The margrave family moved into the generously planned but partially still under construction residence in the autumn of 1705. After Ludwig Wilhelm‘s death, his widow, the margravine Sibylla Augusta hired her Bohemian architect Johann Michael Ludwig Rohrer to continue the work on the Palace.
On March 6, 1714, the Rastatt Residential Palace was the focal point of European history: Prince Eugene of Savoy (for the Kaiser) and Marshal Villars (for Louis XIV.) signed the Peace of Rastatt here and together with the peace treaties in Utrecht (1713) and Baden, Switzerland (1714), this ended the War of the Spanish Succession.
After the death of the margravine, her son, margrave Ludwig Georg took over the residence and added décor elements in rococo style. After the extinction of the Baden-Baden male monarchy line in 1771, the margraviate and with it the Residential Palace fell to the margraves of Baden-Durlach. Rastatt was now only a secondary residence.
In the 19th century, the Palace served as a fortress headquarter. Today, you can find memorials for the freedom movements in German history, the Military History Museum and the District Court in parts of the basement of the Corps de Logis and in the wings. In State rooms on the upper floor, the Beletage [the second floor], can be seen in their former grandeur are after extensive renovations. The frescoed ceilings of Italian artists and the magnificent baroque moldings are particular highlights. The ancestral hall, which is taller and larger than the rest of the rooms, is a ceremonial and artistic highlight of the residence. Stucco figures in the fillet of the ceiling depict Turkish prisoners and remind of the victories of the margraves over the Ottoman legions. Paintings along the walls depict the ancestors of the margravian family.
The Rastatt palace complex is being serviced and maintained by the state of Baden-Württemberg at great cost.
Children discover Rastatt:
Every period has its own architectural style. Many of the buildings in Rastatt were built in the “baroque period”. That was the era around 1700, more than 300 years ago. The ruling princes and the church as well displayed their wealth and power with these. The Rastatt Residential Palace with its more than 300 rooms is the largest and most beautiful building in the city.

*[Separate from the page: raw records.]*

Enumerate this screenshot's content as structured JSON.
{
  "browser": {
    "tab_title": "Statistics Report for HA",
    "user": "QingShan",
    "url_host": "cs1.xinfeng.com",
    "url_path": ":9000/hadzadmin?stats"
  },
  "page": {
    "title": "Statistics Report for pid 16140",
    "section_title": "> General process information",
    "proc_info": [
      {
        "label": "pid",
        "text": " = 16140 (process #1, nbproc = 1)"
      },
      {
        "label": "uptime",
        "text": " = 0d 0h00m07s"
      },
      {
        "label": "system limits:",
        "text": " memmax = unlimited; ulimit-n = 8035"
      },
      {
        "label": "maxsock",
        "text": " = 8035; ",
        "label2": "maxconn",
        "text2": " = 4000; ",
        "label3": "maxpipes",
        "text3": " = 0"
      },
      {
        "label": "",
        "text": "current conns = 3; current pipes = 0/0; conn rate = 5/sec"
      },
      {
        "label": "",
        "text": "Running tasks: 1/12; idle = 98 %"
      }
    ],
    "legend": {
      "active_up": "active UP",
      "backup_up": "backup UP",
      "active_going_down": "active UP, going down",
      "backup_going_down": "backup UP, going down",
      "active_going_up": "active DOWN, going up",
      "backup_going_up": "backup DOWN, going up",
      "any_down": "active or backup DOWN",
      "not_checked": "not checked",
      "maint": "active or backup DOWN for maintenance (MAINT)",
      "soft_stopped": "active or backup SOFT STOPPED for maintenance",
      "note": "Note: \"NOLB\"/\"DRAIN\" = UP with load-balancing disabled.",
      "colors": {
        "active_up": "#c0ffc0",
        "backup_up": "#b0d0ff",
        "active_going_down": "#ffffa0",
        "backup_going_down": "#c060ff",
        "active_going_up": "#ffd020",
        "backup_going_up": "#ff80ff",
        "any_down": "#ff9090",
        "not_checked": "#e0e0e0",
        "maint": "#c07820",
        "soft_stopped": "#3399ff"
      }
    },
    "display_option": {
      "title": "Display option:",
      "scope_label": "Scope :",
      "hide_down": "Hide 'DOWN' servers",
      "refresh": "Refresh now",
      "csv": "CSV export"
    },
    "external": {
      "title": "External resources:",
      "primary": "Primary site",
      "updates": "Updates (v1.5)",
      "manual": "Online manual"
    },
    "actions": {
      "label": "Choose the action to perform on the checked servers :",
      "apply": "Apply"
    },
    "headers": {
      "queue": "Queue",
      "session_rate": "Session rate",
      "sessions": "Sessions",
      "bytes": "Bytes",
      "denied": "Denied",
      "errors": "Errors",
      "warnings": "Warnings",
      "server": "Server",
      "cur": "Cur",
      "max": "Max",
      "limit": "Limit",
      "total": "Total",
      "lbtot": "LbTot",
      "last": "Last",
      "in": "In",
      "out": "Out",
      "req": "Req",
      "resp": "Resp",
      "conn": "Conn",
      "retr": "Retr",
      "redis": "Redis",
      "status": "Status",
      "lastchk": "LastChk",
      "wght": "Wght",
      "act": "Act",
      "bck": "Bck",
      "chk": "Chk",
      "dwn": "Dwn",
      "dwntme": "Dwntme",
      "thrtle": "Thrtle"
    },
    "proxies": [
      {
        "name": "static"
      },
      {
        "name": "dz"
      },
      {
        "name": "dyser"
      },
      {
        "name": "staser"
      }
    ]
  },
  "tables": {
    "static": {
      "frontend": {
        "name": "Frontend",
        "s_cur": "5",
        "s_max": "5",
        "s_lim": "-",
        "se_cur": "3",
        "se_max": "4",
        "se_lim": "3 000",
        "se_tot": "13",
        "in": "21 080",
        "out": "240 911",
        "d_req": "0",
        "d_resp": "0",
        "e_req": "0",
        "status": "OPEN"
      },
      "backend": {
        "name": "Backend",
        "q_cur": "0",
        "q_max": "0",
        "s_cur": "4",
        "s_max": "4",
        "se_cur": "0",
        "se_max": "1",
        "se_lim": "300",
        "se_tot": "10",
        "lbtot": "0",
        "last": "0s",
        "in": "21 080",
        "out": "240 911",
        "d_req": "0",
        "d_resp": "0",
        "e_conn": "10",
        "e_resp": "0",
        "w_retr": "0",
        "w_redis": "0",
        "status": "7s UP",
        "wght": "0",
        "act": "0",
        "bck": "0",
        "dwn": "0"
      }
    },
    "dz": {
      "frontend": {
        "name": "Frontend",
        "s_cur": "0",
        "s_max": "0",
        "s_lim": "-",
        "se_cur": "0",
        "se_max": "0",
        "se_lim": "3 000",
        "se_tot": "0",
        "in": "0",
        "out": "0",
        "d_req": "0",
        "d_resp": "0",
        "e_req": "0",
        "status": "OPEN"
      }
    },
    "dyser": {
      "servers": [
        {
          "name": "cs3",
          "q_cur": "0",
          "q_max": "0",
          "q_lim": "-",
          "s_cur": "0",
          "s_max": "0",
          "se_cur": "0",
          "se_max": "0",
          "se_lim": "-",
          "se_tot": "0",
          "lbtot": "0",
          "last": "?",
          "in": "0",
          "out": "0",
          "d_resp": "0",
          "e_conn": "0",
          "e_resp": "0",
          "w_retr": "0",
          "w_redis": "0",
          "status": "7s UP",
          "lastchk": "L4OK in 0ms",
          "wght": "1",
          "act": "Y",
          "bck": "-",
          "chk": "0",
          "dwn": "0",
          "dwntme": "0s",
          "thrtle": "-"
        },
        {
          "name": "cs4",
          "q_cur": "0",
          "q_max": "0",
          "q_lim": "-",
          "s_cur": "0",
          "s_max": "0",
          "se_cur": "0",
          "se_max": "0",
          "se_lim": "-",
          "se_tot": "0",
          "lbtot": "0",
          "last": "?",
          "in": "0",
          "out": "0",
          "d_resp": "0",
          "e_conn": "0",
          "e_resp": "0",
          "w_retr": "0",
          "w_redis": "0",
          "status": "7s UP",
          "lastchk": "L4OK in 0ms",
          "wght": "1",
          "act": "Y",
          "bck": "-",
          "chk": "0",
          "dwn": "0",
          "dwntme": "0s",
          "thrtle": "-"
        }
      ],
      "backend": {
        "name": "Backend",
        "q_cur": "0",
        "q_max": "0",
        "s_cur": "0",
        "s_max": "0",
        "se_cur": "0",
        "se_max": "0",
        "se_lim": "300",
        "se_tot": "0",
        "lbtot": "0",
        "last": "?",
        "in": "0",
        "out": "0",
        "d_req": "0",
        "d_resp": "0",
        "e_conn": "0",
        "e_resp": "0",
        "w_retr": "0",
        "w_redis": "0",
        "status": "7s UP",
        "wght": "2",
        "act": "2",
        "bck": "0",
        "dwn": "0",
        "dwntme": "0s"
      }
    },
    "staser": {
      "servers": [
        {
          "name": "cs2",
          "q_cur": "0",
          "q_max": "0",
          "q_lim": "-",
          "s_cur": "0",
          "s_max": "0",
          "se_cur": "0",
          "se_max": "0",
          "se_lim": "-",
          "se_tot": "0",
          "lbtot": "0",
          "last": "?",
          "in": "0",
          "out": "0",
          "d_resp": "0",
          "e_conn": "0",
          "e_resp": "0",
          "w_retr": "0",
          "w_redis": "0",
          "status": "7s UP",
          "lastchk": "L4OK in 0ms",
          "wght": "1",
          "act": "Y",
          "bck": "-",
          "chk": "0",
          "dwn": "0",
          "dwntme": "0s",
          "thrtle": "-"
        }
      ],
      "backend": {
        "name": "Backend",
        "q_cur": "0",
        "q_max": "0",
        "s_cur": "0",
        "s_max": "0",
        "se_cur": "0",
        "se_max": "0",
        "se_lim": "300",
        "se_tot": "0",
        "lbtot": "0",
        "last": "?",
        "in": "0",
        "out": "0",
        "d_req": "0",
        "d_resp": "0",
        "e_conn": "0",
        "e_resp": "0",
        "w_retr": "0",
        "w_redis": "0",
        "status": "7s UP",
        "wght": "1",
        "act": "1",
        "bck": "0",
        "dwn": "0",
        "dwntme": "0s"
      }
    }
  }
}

The symbol of the city, the “Golden Man” can be seen on its roof. This gilded statue of the Roman god Jupiter flings a bundle of lightning bolts in the direction of the enemies with his right hand.
From up there, Ludwig the town mouse and his friends Siri and Bonnie, the palace mice Matteo and Lennox, the tower hawks as well as Maello, the commander of the mouse fire brigade and Manolo, the Spanish jumping mouse have the best view of what goes on in Rastatt.
The residents of Rastatt are very proud of their Palace in the middle of the city and you can visit the staterooms and two other museums here. Exhibitions of the memorials for the freedom movements in Germany and the Military History Museum here are unique in Germany.
Do you want to dress up as a prince or princess? Come with your school class or with your friends and spend a few hours in a different era! Imagine this: you can even get married in the Palace. The palace mice will be especially happy to see so many guests.